Plant galls are outgrowths of plants tissue, malformations resulting from stimulation by insects, mites, nematodes, bacteria, fungi, and sometimes other organisms. The source of the unusual, exaggerated growth of plant cells is certainly induction by the aforementioned organisms, but the exact chemical/genetic nature of the gall-inducing stimuli is debatable. What is clear is that the causative organism tends to act is a consistent manner, so the galls take on characteristic growth patterns that are quite diagnostic of the stimuli.
Insects and mites are among the most common stimuli inducing gall formation on plants. Usually the insect takes up residence within the gall for at least for one stage in its life cycle, sometimes most of its existence. Although some view these structures negatively because they are viewed as disease or deformity, they also are intriguing parasitic relationships. So scientists have long been fascinated with these structures.
Rosalind Blanche lives ‘Down Under’, so her view of galls has a distinct Australian perspective. Galls in Australia are concentrated especially in eucalypts, but also are common in acacias and figs. There also is an absence of gall induction by aphids, cynipid wasps, and sawflies, which can be important on other continents. Thus, there are differences between plant gall patterns in Australia and some other continents. However, there are some commonalities as well, with flies, thrips, chalcid wasps, coccid bugs (Hemiptera: Sternorrhyncha), and a few beetles and moths inducing gall formation.

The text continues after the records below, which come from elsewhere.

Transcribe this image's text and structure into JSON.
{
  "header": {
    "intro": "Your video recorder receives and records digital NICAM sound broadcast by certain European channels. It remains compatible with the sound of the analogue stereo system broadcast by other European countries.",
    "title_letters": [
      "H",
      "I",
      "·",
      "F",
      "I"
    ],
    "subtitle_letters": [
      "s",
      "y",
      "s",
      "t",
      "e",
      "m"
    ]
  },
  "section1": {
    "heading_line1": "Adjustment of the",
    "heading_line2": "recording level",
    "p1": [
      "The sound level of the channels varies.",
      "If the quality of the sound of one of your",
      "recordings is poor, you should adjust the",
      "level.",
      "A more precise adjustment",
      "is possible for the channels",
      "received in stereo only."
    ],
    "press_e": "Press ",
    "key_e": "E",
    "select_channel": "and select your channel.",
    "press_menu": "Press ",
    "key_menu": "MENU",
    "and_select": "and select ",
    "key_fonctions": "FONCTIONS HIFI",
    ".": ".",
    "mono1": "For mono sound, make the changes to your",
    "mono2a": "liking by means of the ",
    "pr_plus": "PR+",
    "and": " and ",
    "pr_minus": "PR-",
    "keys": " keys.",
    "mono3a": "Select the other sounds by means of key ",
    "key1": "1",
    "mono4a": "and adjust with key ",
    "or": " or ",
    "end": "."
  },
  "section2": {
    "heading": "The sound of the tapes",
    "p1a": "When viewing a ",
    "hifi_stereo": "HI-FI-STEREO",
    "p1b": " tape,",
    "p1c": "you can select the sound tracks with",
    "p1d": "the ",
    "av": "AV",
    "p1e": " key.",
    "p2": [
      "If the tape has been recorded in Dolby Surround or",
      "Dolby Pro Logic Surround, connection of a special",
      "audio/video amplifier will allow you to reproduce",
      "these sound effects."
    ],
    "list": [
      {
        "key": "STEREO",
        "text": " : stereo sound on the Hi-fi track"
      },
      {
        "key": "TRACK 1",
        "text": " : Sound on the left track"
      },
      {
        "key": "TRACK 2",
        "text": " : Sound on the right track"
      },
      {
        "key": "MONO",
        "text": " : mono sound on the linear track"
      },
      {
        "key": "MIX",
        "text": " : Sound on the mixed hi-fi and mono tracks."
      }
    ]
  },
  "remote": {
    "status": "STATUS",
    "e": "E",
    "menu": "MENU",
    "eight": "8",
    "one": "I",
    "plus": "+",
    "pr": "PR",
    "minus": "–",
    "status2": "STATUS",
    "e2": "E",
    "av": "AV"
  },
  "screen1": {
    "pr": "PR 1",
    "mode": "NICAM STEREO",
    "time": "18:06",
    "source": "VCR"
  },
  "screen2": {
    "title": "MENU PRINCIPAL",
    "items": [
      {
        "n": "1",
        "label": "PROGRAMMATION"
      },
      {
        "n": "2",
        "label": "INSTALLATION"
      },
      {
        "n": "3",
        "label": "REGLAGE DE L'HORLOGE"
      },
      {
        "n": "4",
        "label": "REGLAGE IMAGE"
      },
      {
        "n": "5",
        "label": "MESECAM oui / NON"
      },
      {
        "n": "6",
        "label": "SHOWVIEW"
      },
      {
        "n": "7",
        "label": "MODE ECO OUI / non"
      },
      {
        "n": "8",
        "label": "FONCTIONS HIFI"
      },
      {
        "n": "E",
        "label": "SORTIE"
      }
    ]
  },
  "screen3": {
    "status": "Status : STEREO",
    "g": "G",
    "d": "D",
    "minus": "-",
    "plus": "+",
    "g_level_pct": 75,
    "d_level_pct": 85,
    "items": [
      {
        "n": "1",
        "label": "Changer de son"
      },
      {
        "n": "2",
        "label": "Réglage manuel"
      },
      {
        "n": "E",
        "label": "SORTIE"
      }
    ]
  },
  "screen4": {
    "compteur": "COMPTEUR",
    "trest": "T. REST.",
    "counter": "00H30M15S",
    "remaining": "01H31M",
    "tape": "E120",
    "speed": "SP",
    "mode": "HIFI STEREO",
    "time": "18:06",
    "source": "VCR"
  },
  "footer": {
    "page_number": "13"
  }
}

So Blanche's description of arthropod-induced galls is universally appealing because it is broadly descriptive, despite the Aussie ‘flavor’.
Blanche provides a concise, nontechnical description of galls and gall inducers that should be readable by almost anyone. It is well written and free from errors. The text is supported by a glossary and an index. The reference list (‘further reading’) is rather short. A real strength of the book is the photography; it is extremely well illustrated. My only lament is that some of the photographs would have benefited from arrows pointing out the subject (s). For example, the first photograph purports to show two galls induced by two different insects. One gall is obvious; the other is so cryptic that I can't perceive it.
Despite its abundance of illustrations, “Life in a Gall’ is not a field guide, but rather a concise description of gall biology and a compendium of different types of galls, and types of gall inducers. The book is organized into several sections, namely:
An overview of the insect-plant gall relationship—what is a gall, how is it induced, and how are the insect and plant affected
Gall-inducing insects and their host plants the principal insect groups causing galls (in Australia)
Adaptations - typical life cycles and unusual aspects of gall-insect relationships
Enemies of gall-inducing insects - what feeds on gall-forming insects
Problems caused by gall-inducing insects direct effects of galls on plants, and indirect effects on organisms such as endangered wildlife that also utilize the host plant
Benefits of gall-inducing insects -the role of gall formers as plant biological control agents, pollinators, and production of galls as food
Studying galls and their insects - how to go about knowing and appreciating galls and gall-inducing insects.
The audience for this little book is unstated. However, it should be interesting to naturalists and gardeners, and would be a handy reference for middle or high school students, and undergraduate college students who need an in-depth but not too technical description of galls. The chapter on studying galls offers some good ideas for student and/or teachers in need of science projects.